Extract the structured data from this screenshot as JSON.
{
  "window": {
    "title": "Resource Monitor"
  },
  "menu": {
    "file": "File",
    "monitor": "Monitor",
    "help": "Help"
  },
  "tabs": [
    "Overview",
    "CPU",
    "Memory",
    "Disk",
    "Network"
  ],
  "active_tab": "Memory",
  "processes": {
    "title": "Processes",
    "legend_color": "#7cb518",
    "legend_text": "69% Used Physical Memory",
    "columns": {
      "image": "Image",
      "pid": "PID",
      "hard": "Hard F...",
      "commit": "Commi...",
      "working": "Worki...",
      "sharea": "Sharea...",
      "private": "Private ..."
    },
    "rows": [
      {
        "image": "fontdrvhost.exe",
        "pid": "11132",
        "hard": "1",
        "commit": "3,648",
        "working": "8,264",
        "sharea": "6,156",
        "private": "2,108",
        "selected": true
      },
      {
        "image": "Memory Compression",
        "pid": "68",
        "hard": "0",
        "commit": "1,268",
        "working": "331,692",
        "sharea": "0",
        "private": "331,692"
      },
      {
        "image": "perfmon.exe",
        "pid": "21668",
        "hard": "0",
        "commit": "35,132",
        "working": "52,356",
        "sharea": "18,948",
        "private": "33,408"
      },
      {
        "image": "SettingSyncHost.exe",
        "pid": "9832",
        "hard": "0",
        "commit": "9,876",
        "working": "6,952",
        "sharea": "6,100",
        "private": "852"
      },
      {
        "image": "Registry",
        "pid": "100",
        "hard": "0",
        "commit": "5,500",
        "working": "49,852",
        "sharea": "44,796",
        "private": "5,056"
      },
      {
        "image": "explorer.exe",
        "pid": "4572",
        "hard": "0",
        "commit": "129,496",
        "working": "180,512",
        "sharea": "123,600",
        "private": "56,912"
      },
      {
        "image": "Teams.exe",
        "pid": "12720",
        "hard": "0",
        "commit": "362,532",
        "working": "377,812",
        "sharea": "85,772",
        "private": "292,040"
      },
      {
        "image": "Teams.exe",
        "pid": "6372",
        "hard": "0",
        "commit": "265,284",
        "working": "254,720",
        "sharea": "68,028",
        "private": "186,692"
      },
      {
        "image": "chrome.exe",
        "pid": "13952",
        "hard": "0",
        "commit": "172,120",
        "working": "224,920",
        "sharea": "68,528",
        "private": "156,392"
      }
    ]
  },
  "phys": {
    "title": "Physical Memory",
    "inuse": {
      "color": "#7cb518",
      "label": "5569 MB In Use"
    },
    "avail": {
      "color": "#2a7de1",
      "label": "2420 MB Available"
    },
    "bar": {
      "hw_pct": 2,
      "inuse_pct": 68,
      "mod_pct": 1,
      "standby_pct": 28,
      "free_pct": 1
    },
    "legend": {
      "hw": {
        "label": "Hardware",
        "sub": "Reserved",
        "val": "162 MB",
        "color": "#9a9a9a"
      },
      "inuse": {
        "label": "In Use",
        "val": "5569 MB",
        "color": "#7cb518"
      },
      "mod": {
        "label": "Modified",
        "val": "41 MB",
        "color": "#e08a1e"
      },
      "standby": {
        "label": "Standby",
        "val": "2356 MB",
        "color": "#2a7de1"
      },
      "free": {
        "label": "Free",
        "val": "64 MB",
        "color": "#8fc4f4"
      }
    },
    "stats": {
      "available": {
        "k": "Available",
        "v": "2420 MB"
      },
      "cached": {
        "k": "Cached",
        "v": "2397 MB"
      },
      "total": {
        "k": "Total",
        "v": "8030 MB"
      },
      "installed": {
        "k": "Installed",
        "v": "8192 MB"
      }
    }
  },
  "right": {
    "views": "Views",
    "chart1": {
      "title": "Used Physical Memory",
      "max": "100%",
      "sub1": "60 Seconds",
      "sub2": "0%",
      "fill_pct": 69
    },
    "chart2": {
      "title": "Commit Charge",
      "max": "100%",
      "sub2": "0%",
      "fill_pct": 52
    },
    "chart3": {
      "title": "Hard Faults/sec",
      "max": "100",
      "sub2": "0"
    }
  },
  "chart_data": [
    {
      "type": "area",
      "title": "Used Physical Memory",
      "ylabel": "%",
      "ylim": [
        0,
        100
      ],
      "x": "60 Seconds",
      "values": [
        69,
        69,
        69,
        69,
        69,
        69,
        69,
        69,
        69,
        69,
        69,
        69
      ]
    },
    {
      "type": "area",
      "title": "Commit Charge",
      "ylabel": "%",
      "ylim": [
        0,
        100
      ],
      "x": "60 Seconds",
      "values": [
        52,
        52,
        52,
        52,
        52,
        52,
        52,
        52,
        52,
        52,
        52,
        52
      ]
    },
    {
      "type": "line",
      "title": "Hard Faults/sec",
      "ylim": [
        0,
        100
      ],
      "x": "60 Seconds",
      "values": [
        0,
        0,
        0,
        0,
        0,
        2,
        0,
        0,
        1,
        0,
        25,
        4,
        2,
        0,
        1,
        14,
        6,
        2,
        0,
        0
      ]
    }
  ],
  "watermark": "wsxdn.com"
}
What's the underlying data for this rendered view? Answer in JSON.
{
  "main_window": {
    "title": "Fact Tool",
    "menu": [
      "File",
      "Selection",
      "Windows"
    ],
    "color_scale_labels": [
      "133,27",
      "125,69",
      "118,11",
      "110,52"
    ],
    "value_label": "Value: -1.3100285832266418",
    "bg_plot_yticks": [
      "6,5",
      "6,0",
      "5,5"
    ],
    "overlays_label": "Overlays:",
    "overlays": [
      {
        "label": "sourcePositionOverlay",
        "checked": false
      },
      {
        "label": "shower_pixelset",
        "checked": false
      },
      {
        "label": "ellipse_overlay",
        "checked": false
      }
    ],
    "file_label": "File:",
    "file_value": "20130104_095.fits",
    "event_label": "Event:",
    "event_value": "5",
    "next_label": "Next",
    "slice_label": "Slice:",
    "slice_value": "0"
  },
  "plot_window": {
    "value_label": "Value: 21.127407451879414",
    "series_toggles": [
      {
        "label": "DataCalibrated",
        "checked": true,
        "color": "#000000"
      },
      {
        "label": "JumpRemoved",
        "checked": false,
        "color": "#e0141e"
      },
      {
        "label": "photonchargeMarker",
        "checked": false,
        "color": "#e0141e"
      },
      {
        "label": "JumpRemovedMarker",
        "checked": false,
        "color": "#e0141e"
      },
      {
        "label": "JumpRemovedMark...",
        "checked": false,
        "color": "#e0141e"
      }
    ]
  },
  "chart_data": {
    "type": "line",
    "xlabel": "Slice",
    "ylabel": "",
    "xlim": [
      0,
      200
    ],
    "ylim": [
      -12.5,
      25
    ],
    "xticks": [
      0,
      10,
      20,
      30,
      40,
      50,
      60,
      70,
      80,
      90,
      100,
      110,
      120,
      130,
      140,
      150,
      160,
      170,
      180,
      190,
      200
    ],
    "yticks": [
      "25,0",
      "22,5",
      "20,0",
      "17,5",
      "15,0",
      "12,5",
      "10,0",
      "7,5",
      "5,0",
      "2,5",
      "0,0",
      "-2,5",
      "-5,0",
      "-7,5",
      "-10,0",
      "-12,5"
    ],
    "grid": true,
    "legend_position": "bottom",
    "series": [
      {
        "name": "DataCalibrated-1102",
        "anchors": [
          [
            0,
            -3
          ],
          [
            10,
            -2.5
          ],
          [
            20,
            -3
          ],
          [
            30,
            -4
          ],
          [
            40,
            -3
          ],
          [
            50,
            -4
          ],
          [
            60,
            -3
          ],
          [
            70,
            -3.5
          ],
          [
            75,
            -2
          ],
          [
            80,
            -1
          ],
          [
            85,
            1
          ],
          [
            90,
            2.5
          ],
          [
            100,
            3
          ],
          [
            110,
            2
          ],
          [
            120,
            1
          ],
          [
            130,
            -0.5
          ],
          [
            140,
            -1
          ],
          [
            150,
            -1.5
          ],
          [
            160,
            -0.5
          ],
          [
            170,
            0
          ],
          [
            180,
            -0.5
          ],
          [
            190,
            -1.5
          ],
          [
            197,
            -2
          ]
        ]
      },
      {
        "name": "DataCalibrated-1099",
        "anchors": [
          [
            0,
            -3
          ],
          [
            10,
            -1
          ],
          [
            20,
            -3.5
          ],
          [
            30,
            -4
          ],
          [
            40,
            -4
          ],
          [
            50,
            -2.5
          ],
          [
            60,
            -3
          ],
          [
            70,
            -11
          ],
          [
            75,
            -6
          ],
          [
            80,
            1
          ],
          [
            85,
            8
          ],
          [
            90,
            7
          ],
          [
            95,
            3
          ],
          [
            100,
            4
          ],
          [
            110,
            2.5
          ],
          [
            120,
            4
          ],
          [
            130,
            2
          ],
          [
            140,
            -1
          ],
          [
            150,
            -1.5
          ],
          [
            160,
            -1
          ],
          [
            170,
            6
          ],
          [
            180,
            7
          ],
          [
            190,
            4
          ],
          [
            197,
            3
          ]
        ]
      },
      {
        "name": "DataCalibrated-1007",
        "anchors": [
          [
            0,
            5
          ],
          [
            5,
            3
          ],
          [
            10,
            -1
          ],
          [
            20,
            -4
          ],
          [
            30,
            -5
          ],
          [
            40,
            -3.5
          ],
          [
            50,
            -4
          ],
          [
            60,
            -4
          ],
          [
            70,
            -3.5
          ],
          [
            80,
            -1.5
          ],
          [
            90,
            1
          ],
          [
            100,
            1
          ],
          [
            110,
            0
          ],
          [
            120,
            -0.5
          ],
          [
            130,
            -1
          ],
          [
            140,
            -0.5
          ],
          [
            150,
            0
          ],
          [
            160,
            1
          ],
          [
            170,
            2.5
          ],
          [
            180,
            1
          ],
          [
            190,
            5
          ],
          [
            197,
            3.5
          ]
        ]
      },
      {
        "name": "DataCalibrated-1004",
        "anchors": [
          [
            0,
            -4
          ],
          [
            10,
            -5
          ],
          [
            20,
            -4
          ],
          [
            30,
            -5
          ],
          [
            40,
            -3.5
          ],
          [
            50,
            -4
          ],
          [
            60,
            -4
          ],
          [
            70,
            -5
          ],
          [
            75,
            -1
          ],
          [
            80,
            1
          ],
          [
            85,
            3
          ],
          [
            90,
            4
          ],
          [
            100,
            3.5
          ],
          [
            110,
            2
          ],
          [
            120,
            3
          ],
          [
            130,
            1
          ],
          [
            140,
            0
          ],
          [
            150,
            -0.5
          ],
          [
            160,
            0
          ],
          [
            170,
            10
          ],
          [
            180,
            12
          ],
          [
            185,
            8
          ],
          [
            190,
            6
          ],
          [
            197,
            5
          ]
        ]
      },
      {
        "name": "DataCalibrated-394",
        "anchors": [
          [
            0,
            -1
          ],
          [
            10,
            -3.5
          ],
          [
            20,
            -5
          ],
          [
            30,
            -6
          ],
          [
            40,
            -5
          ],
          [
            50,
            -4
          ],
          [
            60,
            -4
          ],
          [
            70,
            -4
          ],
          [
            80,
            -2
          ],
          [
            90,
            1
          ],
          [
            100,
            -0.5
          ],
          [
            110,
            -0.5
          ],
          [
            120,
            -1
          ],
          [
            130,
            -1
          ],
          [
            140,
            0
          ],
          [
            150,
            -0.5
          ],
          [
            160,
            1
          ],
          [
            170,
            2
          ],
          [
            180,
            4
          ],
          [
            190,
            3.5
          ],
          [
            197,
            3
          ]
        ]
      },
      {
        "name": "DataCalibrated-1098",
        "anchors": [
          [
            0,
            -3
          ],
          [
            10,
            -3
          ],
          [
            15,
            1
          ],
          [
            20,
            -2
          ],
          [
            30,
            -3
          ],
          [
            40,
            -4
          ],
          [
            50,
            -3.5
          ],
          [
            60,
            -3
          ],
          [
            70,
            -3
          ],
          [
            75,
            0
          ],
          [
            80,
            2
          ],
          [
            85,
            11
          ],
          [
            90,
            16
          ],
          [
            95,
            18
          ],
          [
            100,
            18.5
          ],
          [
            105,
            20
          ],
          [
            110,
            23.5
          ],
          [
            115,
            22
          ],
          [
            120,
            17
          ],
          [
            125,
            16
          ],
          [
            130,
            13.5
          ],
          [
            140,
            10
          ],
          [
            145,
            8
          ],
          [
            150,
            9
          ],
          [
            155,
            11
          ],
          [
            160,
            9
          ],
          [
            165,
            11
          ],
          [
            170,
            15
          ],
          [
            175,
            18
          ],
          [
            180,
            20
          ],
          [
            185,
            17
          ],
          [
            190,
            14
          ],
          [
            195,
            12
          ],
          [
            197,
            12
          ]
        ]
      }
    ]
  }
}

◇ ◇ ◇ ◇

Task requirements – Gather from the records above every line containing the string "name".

Written answer –
        "name": "DataCalibrated-1102",
        "name": "DataCalibrated-1099",
        "name": "DataCalibrated-1007",
        "name": "DataCalibrated-1004",
        "name": "DataCalibrated-394",
        "name": "DataCalibrated-1098",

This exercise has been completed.